- **What is required**:
Scan the lines below for the string "security". Reply with how many match, and no other words.

- **Supplied entries**:
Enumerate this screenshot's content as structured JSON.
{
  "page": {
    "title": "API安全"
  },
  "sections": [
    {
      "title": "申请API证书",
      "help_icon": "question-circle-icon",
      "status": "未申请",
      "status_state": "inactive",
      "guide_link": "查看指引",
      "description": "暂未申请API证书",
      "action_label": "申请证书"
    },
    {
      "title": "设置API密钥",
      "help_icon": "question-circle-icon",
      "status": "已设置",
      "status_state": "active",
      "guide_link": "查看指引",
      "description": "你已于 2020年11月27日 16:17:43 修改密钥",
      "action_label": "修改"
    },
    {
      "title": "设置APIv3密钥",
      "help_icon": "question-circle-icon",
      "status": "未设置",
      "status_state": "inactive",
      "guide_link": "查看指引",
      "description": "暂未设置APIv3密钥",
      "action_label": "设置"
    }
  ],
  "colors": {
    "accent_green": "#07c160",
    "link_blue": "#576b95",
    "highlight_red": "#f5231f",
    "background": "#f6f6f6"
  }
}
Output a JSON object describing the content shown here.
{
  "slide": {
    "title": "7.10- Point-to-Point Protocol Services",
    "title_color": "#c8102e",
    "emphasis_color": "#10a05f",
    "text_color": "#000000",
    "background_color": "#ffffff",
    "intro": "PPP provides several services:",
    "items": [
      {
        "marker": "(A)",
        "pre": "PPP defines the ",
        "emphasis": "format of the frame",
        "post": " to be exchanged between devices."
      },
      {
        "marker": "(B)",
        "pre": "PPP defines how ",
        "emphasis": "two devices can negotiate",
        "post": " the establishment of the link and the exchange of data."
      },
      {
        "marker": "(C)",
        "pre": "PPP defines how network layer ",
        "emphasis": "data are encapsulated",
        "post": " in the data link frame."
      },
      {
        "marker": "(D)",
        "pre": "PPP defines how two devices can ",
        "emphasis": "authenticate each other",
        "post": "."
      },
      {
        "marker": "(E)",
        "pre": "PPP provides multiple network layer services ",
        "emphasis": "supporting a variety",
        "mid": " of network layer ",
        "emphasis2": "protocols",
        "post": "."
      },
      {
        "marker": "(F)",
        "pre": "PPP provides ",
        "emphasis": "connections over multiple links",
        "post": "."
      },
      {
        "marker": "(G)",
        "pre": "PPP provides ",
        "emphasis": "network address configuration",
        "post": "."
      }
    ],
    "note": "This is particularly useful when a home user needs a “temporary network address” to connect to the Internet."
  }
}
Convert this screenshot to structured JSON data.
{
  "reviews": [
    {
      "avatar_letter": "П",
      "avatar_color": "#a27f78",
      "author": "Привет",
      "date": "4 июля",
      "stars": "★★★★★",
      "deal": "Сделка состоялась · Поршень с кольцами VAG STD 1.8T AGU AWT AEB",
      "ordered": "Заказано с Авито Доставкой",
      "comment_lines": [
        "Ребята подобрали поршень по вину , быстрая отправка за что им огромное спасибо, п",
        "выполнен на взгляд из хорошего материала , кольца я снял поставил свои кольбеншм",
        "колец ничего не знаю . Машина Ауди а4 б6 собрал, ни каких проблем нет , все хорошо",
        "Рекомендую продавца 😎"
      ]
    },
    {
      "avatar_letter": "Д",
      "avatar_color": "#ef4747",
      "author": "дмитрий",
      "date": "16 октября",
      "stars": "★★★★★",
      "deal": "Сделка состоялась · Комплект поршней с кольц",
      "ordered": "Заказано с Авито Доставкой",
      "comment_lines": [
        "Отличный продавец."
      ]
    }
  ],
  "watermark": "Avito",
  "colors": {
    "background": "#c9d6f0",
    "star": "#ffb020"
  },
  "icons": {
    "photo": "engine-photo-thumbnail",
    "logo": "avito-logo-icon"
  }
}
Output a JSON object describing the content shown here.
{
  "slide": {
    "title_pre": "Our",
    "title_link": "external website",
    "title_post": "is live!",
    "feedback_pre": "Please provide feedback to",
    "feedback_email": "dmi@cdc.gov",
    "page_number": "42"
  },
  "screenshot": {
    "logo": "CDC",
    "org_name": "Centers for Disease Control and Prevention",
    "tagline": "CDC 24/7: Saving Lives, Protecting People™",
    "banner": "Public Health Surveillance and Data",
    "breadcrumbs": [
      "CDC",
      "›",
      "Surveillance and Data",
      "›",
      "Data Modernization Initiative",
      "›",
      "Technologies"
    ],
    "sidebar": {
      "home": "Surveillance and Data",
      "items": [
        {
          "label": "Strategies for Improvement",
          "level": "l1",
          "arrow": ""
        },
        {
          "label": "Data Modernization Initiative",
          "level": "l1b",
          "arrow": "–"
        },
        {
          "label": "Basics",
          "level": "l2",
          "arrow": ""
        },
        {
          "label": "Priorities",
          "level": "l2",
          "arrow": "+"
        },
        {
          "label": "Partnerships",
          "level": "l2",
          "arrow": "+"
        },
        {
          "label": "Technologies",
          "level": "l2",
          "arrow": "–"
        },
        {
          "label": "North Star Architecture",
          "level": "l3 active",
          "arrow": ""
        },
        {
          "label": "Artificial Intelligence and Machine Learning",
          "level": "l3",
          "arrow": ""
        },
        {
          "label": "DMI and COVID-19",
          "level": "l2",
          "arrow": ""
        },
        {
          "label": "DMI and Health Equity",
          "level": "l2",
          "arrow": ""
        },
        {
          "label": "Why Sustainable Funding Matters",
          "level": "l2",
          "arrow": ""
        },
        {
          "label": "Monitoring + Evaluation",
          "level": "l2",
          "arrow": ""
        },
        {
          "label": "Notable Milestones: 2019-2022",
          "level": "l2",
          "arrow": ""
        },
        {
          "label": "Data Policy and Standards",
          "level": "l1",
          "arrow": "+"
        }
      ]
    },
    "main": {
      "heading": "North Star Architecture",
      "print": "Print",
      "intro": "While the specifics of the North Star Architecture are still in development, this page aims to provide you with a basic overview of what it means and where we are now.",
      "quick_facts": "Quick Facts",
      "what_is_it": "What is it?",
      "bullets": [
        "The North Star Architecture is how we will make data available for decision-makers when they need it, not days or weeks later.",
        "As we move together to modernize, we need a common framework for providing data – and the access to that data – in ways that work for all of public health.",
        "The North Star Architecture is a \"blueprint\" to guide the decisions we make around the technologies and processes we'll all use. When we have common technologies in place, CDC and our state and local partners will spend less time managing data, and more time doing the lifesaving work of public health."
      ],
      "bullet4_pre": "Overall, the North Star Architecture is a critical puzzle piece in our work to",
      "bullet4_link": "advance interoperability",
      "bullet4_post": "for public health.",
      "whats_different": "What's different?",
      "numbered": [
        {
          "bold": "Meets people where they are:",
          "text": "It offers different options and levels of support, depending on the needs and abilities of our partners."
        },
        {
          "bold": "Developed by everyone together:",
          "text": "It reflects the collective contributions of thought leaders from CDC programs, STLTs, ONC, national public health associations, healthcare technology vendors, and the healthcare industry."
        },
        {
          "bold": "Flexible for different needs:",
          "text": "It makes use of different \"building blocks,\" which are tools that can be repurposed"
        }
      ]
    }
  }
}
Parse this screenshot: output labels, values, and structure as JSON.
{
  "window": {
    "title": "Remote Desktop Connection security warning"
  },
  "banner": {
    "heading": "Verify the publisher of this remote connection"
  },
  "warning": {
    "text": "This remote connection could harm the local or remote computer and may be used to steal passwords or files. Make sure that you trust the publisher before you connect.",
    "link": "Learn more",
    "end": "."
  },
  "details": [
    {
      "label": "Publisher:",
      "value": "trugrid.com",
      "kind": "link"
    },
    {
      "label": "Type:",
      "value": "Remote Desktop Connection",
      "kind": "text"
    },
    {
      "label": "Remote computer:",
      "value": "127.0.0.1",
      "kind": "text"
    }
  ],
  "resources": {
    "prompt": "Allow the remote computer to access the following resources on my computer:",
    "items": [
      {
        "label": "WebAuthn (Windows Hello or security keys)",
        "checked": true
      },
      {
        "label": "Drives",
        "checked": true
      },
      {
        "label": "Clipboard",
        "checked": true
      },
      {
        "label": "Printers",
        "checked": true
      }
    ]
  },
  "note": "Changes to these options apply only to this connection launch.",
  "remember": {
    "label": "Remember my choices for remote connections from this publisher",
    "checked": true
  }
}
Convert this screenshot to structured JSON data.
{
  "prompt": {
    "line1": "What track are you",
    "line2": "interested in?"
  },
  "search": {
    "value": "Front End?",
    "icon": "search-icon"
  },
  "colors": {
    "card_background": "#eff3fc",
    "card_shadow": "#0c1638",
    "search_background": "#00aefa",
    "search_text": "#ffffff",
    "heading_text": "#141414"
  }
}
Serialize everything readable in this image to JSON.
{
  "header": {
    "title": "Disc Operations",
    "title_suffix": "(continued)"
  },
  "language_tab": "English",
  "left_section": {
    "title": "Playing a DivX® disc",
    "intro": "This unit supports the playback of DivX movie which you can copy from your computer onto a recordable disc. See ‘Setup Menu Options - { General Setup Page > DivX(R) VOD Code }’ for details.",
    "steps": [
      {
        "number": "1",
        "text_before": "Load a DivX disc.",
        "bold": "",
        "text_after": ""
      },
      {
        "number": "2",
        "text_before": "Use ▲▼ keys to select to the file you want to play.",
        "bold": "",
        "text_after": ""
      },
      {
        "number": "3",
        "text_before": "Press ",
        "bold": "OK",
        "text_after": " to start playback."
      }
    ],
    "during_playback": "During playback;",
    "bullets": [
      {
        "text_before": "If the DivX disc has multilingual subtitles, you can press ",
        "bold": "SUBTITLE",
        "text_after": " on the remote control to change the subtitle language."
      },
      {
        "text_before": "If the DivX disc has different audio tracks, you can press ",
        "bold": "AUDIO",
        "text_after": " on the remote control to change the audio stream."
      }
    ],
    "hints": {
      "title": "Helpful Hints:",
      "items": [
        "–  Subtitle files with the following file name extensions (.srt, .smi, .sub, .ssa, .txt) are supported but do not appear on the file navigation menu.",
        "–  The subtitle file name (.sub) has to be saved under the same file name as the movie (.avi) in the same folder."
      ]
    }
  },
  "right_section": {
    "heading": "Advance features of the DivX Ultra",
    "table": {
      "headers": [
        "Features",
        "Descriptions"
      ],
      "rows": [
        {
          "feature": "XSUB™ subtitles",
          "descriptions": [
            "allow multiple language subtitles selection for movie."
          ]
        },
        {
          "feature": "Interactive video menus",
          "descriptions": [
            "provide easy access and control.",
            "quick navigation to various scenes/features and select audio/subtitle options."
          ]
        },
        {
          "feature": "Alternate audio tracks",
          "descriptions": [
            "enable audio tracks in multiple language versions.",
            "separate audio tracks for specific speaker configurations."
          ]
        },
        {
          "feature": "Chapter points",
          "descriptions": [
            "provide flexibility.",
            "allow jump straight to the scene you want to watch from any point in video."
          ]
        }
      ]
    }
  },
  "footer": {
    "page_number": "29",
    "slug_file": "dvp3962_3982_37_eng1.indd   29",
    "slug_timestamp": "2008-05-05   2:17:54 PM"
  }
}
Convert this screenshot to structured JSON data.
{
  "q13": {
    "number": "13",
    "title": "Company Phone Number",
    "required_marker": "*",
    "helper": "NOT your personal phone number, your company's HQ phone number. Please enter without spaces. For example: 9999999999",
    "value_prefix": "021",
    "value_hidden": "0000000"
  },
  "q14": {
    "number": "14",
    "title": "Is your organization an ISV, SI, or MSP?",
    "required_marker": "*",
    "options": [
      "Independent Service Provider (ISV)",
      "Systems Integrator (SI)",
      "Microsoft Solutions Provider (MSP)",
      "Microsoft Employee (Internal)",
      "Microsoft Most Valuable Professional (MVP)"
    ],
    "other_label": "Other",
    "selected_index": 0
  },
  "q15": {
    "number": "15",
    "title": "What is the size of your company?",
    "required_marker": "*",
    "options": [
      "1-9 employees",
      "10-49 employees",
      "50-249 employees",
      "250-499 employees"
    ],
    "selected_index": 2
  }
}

- **Solved problem**:
2